Repeat every record below exactly, leaving out the pictures.

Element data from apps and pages
=== Section Start ===

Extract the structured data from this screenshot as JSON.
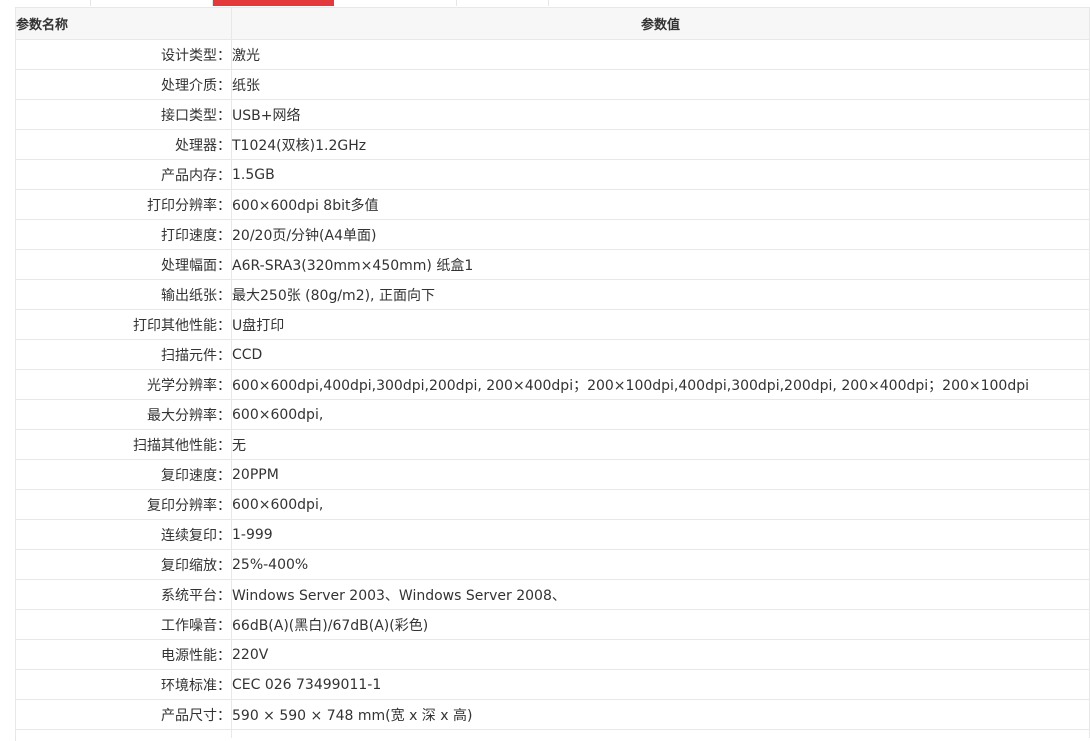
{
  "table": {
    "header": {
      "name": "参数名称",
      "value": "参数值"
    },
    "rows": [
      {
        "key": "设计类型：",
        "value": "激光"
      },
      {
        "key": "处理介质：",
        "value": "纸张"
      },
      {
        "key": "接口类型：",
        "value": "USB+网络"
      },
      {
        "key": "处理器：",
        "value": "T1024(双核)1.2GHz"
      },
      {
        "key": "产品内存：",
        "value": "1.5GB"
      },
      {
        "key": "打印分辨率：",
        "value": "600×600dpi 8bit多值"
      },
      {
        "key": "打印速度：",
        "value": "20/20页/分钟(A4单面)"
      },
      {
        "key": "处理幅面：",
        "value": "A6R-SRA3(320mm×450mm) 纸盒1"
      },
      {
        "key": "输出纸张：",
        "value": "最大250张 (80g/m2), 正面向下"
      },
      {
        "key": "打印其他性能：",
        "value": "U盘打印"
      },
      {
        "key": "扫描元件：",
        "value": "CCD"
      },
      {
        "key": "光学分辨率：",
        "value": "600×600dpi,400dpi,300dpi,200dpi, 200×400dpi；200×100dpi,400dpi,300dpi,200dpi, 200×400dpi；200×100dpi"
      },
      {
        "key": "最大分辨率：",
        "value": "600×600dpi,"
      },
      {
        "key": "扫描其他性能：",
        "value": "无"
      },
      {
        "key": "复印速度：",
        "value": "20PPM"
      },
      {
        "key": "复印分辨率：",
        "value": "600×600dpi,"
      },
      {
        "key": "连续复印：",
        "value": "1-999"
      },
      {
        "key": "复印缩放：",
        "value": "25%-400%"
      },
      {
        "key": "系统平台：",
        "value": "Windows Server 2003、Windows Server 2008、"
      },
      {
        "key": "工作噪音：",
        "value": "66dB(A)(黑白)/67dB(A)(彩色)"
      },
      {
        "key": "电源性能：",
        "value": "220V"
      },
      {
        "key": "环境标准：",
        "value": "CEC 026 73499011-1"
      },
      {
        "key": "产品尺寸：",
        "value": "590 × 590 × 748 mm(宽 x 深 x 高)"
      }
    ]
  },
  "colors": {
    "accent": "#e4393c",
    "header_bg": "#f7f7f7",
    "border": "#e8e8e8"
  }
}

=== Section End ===

WRITTEN SOLUTION:
Extract the structured data from this screenshot as JSON.
{
  "table": {
    "header": {
      "name": "参数名称",
      "value": "参数值"
    },
    "rows": [
      {
        "key": "设计类型：",
        "value": "激光"
      },
      {
        "key": "处理介质：",
        "value": "纸张"
      },
      {
        "key": "接口类型：",
        "value": "USB+网络"
      },
      {
        "key": "处理器：",
        "value": "T1024(双核)1.2GHz"
      },
      {
        "key": "产品内存：",
        "value": "1.5GB"
      },
      {
        "key": "打印分辨率：",
        "value": "600×600dpi 8bit多值"
      },
      {
        "key": "打印速度：",
        "value": "20/20页/分钟(A4单面)"
      },
      {
        "key": "处理幅面：",
        "value": "A6R-SRA3(320mm×450mm) 纸盒1"
      },
      {
        "key": "输出纸张：",
        "value": "最大250张 (80g/m2), 正面向下"
      },
      {
        "key": "打印其他性能：",
        "value": "U盘打印"
      },
      {
        "key": "扫描元件：",
        "value": "CCD"
      },
      {
        "key": "光学分辨率：",
        "value": "600×600dpi,400dpi,300dpi,200dpi, 200×400dpi；200×100dpi,400dpi,300dpi,200dpi, 200×400dpi；200×100dpi"
      },
      {
        "key": "最大分辨率：",
        "value": "600×600dpi,"
      },
      {
        "key": "扫描其他性能：",
        "value": "无"
      },
      {
        "key": "复印速度：",
        "value": "20PPM"
      },
      {
        "key": "复印分辨率：",
        "value": "600×600dpi,"
      },
      {
        "key": "连续复印：",
        "value": "1-999"
      },
      {
        "key": "复印缩放：",
        "value": "25%-400%"
      },
      {
        "key": "系统平台：",
        "value": "Windows Server 2003、Windows Server 2008、"
      },
      {
        "key": "工作噪音：",
        "value": "66dB(A)(黑白)/67dB(A)(彩色)"
      },
      {
        "key": "电源性能：",
        "value": "220V"
      },
      {
        "key": "环境标准：",
        "value": "CEC 026 73499011-1"
      },
      {
        "key": "产品尺寸：",
        "value": "590 × 590 × 748 mm(宽 x 深 x 高)"
      }
    ]
  },
  "colors": {
    "accent": "#e4393c",
    "header_bg": "#f7f7f7",
    "border": "#e8e8e8"
  }
}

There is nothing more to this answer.